**Instructions for the task:**
From the records, return each line that has the word "Bridge" in it.

━━━━━━━━━━━━━━━━━━━━

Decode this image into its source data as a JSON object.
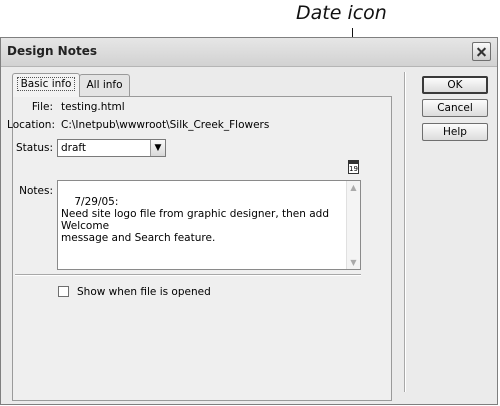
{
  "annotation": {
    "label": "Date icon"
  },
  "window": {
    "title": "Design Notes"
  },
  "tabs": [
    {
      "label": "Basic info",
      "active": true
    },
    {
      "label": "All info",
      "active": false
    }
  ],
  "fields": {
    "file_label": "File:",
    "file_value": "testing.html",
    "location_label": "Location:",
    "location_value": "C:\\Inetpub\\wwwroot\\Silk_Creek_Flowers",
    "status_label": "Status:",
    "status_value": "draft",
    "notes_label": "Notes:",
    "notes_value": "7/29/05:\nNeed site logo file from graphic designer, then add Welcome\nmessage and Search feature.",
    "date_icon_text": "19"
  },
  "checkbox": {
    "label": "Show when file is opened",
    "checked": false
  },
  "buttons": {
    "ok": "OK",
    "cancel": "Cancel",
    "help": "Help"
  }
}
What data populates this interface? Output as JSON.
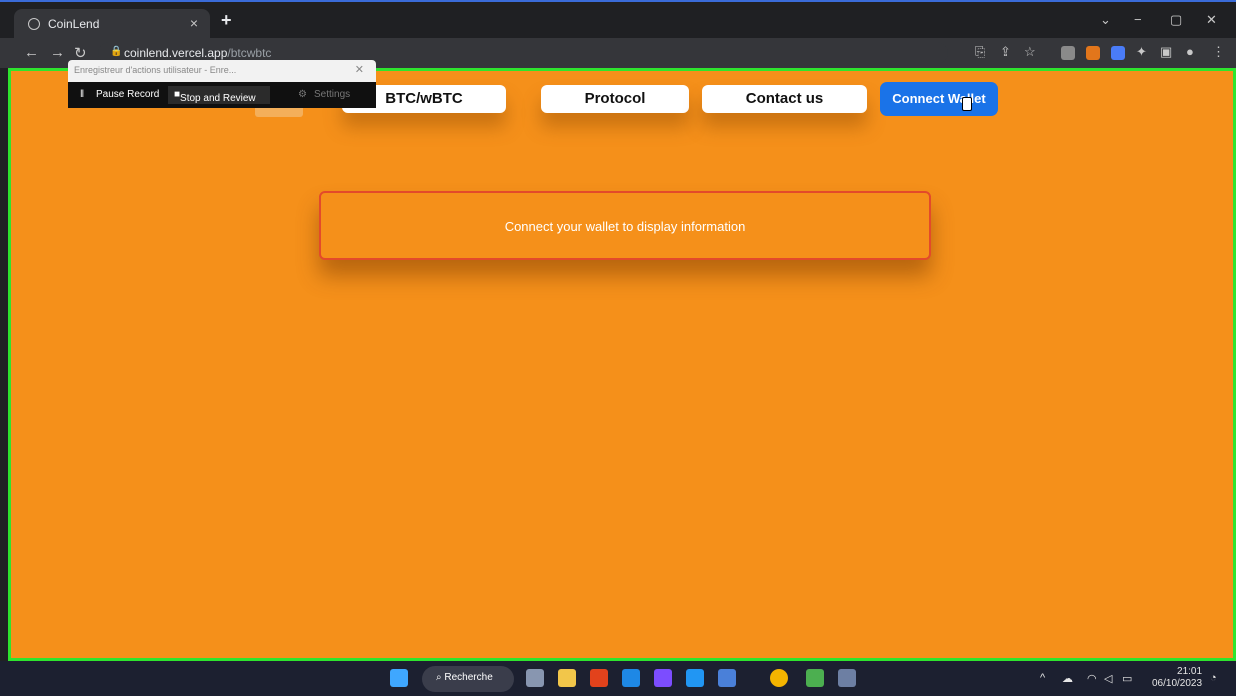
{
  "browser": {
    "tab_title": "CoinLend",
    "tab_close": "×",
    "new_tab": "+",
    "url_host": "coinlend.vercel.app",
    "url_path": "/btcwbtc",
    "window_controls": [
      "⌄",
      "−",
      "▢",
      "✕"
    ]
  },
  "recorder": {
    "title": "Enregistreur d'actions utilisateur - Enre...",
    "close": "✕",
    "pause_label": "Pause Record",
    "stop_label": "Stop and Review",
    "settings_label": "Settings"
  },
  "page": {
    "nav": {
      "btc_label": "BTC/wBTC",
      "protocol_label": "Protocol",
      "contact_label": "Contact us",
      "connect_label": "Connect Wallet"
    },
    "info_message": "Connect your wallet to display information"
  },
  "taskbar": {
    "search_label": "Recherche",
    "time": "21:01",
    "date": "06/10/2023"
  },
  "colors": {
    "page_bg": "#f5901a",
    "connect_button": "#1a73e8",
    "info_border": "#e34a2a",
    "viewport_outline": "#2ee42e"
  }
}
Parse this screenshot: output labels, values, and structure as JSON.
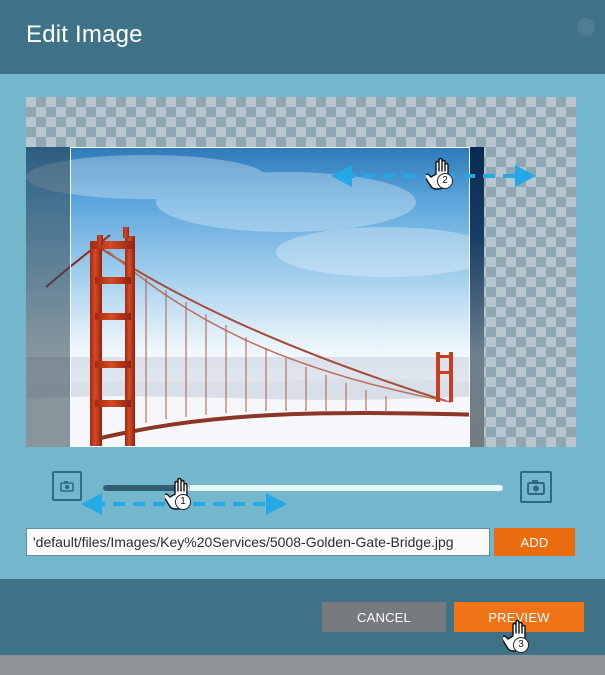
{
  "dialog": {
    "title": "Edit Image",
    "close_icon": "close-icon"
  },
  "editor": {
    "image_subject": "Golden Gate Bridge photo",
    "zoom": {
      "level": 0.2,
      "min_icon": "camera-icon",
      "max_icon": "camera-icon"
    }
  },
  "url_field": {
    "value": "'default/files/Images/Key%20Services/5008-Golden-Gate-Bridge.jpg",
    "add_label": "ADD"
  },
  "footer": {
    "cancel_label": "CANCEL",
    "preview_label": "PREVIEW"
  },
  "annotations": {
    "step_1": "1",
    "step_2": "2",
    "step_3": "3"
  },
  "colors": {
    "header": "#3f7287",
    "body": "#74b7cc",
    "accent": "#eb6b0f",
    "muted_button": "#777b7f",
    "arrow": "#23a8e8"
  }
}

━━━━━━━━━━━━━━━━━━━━

**Result of the task:**
    "image_subject": "Golden Gate Bridge photo",
    "value": "'default/files/Images/Key%20Services/5008-Golden-Gate-Bridge.jpg",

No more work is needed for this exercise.